▶

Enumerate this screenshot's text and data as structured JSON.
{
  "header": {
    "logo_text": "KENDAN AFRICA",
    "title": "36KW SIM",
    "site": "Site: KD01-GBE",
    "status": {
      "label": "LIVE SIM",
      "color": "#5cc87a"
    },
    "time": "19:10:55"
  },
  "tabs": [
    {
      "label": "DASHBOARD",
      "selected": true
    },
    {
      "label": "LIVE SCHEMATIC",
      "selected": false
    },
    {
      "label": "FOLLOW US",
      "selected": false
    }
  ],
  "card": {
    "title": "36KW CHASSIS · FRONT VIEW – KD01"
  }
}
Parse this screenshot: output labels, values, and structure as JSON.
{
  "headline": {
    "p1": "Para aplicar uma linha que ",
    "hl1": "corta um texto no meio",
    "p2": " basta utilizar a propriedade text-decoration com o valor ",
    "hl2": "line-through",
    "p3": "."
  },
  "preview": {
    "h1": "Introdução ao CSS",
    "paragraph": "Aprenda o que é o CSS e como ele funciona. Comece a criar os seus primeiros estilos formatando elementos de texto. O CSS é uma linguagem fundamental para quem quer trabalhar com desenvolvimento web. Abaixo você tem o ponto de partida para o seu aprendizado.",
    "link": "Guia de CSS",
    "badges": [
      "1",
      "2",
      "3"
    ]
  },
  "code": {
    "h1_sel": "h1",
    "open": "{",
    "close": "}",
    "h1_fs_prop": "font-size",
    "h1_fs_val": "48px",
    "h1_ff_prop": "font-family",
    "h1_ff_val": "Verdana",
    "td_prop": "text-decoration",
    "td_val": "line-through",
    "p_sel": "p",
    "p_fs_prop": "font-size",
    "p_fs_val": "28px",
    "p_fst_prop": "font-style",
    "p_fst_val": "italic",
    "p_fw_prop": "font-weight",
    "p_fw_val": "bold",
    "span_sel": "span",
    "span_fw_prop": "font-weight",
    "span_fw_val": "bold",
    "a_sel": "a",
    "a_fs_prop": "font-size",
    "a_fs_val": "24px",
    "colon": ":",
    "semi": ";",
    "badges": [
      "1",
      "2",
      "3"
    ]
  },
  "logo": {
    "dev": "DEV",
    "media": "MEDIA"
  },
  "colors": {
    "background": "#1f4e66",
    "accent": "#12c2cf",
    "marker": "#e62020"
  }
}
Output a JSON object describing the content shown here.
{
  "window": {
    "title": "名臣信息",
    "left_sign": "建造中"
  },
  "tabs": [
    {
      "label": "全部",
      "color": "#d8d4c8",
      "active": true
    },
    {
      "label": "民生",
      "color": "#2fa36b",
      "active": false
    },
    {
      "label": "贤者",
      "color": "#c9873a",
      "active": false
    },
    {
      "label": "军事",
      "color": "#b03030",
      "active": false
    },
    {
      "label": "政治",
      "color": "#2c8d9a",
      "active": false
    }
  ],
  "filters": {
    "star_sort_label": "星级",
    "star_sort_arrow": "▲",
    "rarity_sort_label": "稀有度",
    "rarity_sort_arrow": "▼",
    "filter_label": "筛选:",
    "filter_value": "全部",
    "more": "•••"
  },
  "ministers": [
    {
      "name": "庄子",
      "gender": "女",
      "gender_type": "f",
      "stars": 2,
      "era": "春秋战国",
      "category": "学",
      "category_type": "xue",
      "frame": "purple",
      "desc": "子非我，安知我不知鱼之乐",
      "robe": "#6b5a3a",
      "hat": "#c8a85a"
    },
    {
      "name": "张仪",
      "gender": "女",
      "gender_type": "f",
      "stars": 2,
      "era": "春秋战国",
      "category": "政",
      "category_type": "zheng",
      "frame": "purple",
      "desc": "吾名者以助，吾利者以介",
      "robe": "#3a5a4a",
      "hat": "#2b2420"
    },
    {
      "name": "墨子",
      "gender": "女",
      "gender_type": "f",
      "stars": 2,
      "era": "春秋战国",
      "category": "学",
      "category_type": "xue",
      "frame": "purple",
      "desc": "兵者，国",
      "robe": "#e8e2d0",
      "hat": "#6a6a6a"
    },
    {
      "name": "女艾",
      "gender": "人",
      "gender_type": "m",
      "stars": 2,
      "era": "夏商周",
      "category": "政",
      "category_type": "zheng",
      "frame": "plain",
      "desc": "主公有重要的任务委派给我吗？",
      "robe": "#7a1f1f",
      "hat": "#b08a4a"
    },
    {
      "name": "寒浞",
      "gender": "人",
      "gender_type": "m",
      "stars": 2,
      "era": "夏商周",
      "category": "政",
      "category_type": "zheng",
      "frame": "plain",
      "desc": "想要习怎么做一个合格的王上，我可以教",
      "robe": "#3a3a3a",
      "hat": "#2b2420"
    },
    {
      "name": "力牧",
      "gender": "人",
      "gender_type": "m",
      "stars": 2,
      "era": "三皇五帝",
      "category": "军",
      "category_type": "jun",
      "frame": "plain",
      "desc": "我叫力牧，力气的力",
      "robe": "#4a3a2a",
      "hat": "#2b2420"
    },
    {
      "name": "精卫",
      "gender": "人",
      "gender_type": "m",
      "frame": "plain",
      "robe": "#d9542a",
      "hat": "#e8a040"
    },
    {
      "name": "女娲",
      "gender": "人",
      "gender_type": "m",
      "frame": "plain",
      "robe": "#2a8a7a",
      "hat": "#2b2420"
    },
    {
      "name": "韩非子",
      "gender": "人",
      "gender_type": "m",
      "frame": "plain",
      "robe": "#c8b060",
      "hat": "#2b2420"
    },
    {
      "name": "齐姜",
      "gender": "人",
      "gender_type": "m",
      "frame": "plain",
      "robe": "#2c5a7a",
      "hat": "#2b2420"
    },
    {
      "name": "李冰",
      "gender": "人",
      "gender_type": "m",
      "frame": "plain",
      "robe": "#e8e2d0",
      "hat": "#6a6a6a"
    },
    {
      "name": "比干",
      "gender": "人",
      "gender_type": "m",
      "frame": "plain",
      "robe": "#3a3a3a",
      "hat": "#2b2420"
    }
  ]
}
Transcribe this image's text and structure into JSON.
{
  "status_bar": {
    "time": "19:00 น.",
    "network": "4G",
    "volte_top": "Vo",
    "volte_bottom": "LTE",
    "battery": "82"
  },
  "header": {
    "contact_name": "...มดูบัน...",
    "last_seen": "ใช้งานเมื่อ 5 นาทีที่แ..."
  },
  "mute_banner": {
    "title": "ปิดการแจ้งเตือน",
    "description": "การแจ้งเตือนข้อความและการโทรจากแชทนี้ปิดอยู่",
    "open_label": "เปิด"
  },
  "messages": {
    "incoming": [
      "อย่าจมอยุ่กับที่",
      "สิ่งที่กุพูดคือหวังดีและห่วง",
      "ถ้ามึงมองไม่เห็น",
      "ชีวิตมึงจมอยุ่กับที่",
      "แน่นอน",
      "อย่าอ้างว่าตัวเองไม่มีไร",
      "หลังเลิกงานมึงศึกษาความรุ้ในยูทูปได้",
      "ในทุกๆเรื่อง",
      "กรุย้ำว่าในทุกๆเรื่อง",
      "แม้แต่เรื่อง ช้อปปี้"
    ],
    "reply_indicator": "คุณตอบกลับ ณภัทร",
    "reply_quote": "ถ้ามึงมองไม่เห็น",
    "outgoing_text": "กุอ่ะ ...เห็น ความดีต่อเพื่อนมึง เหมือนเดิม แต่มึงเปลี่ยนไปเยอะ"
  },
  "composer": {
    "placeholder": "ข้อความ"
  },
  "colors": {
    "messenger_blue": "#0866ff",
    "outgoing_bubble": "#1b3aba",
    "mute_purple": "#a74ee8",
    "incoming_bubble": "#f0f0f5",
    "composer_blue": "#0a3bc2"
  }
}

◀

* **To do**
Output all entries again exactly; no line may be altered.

* **Response to the exercise**
Enumerate this screenshot's text and data as structured JSON.
{
  "header": {
    "logo_text": "KENDAN AFRICA",
    "title": "36KW SIM",
    "site": "Site: KD01-GBE",
    "status": {
      "label": "LIVE SIM",
      "color": "#5cc87a"
    },
    "time": "19:10:55"
  },
  "tabs": [
    {
      "label": "DASHBOARD",
      "selected": true
    },
    {
      "label": "LIVE SCHEMATIC",
      "selected": false
    },
    {
      "label": "FOLLOW US",
      "selected": false
    }
  ],
  "card": {
    "title": "36KW CHASSIS · FRONT VIEW – KD01"
  }
}
Parse this screenshot: output labels, values, and structure as JSON.
{
  "headline": {
    "p1": "Para aplicar uma linha que ",
    "hl1": "corta um texto no meio",
    "p2": " basta utilizar a propriedade text-decoration com o valor ",
    "hl2": "line-through",
    "p3": "."
  },
  "preview": {
    "h1": "Introdução ao CSS",
    "paragraph": "Aprenda o que é o CSS e como ele funciona. Comece a criar os seus primeiros estilos formatando elementos de texto. O CSS é uma linguagem fundamental para quem quer trabalhar com desenvolvimento web. Abaixo você tem o ponto de partida para o seu aprendizado.",
    "link": "Guia de CSS",
    "badges": [
      "1",
      "2",
      "3"
    ]
  },
  "code": {
    "h1_sel": "h1",
    "open": "{",
    "close": "}",
    "h1_fs_prop": "font-size",
    "h1_fs_val": "48px",
    "h1_ff_prop": "font-family",
    "h1_ff_val": "Verdana",
    "td_prop": "text-decoration",
    "td_val": "line-through",
    "p_sel": "p",
    "p_fs_prop": "font-size",
    "p_fs_val": "28px",
    "p_fst_prop": "font-style",
    "p_fst_val": "italic",
    "p_fw_prop": "font-weight",
    "p_fw_val": "bold",
    "span_sel": "span",
    "span_fw_prop": "font-weight",
    "span_fw_val": "bold",
    "a_sel": "a",
    "a_fs_prop": "font-size",
    "a_fs_val": "24px",
    "colon": ":",
    "semi": ";",
    "badges": [
      "1",
      "2",
      "3"
    ]
  },
  "logo": {
    "dev": "DEV",
    "media": "MEDIA"
  },
  "colors": {
    "background": "#1f4e66",
    "accent": "#12c2cf",
    "marker": "#e62020"
  }
}
Output a JSON object describing the content shown here.
{
  "window": {
    "title": "名臣信息",
    "left_sign": "建造中"
  },
  "tabs": [
    {
      "label": "全部",
      "color": "#d8d4c8",
      "active": true
    },
    {
      "label": "民生",
      "color": "#2fa36b",
      "active": false
    },
    {
      "label": "贤者",
      "color": "#c9873a",
      "active": false
    },
    {
      "label": "军事",
      "color": "#b03030",
      "active": false
    },
    {
      "label": "政治",
      "color": "#2c8d9a",
      "active": false
    }
  ],
  "filters": {
    "star_sort_label": "星级",
    "star_sort_arrow": "▲",
    "rarity_sort_label": "稀有度",
    "rarity_sort_arrow": "▼",
    "filter_label": "筛选:",
    "filter_value": "全部",
    "more": "•••"
  },
  "ministers": [
    {
      "name": "庄子",
      "gender": "女",
      "gender_type": "f",
      "stars": 2,
      "era": "春秋战国",
      "category": "学",
      "category_type": "xue",
      "frame": "purple",
      "desc": "子非我，安知我不知鱼之乐",
      "robe": "#6b5a3a",
      "hat": "#c8a85a"
    },
    {
      "name": "张仪",
      "gender": "女",
      "gender_type": "f",
      "stars": 2,
      "era": "春秋战国",
      "category": "政",
      "category_type": "zheng",
      "frame": "purple",
      "desc": "吾名者以助，吾利者以介",
      "robe": "#3a5a4a",
      "hat": "#2b2420"
    },
    {
      "name": "墨子",
      "gender": "女",
      "gender_type": "f",
      "stars": 2,
      "era": "春秋战国",
      "category": "学",
      "category_type": "xue",
      "frame": "purple",
      "desc": "兵者，国",
      "robe": "#e8e2d0",
      "hat": "#6a6a6a"
    },
    {
      "name": "女艾",
      "gender": "人",
      "gender_type": "m",
      "stars": 2,
      "era": "夏商周",
      "category": "政",
      "category_type": "zheng",
      "frame": "plain",
      "desc": "主公有重要的任务委派给我吗？",
      "robe": "#7a1f1f",
      "hat": "#b08a4a"
    },
    {
      "name": "寒浞",
      "gender": "人",
      "gender_type": "m",
      "stars": 2,
      "era": "夏商周",
      "category": "政",
      "category_type": "zheng",
      "frame": "plain",
      "desc": "想要习怎么做一个合格的王上，我可以教",
      "robe": "#3a3a3a",
      "hat": "#2b2420"
    },
    {
      "name": "力牧",
      "gender": "人",
      "gender_type": "m",
      "stars": 2,
      "era": "三皇五帝",
      "category": "军",
      "category_type": "jun",
      "frame": "plain",
      "desc": "我叫力牧，力气的力",
      "robe": "#4a3a2a",
      "hat": "#2b2420"
    },
    {
      "name": "精卫",
      "gender": "人",
      "gender_type": "m",
      "frame": "plain",
      "robe": "#d9542a",
      "hat": "#e8a040"
    },
    {
      "name": "女娲",
      "gender": "人",
      "gender_type": "m",
      "frame": "plain",
      "robe": "#2a8a7a",
      "hat": "#2b2420"
    },
    {
      "name": "韩非子",
      "gender": "人",
      "gender_type": "m",
      "frame": "plain",
      "robe": "#c8b060",
      "hat": "#2b2420"
    },
    {
      "name": "齐姜",
      "gender": "人",
      "gender_type": "m",
      "frame": "plain",
      "robe": "#2c5a7a",
      "hat": "#2b2420"
    },
    {
      "name": "李冰",
      "gender": "人",
      "gender_type": "m",
      "frame": "plain",
      "robe": "#e8e2d0",
      "hat": "#6a6a6a"
    },
    {
      "name": "比干",
      "gender": "人",
      "gender_type": "m",
      "frame": "plain",
      "robe": "#3a3a3a",
      "hat": "#2b2420"
    }
  ]
}
Transcribe this image's text and structure into JSON.
{
  "status_bar": {
    "time": "19:00 น.",
    "network": "4G",
    "volte_top": "Vo",
    "volte_bottom": "LTE",
    "battery": "82"
  },
  "header": {
    "contact_name": "...มดูบัน...",
    "last_seen": "ใช้งานเมื่อ 5 นาทีที่แ..."
  },
  "mute_banner": {
    "title": "ปิดการแจ้งเตือน",
    "description": "การแจ้งเตือนข้อความและการโทรจากแชทนี้ปิดอยู่",
    "open_label": "เปิด"
  },
  "messages": {
    "incoming": [
      "อย่าจมอยุ่กับที่",
      "สิ่งที่กุพูดคือหวังดีและห่วง",
      "ถ้ามึงมองไม่เห็น",
      "ชีวิตมึงจมอยุ่กับที่",
      "แน่นอน",
      "อย่าอ้างว่าตัวเองไม่มีไร",
      "หลังเลิกงานมึงศึกษาความรุ้ในยูทูปได้",
      "ในทุกๆเรื่อง",
      "กรุย้ำว่าในทุกๆเรื่อง",
      "แม้แต่เรื่อง ช้อปปี้"
    ],
    "reply_indicator": "คุณตอบกลับ ณภัทร",
    "reply_quote": "ถ้ามึงมองไม่เห็น",
    "outgoing_text": "กุอ่ะ ...เห็น ความดีต่อเพื่อนมึง เหมือนเดิม แต่มึงเปลี่ยนไปเยอะ"
  },
  "composer": {
    "placeholder": "ข้อความ"
  },
  "colors": {
    "messenger_blue": "#0866ff",
    "outgoing_bubble": "#1b3aba",
    "mute_purple": "#a74ee8",
    "incoming_bubble": "#f0f0f5",
    "composer_blue": "#0a3bc2"
  }
}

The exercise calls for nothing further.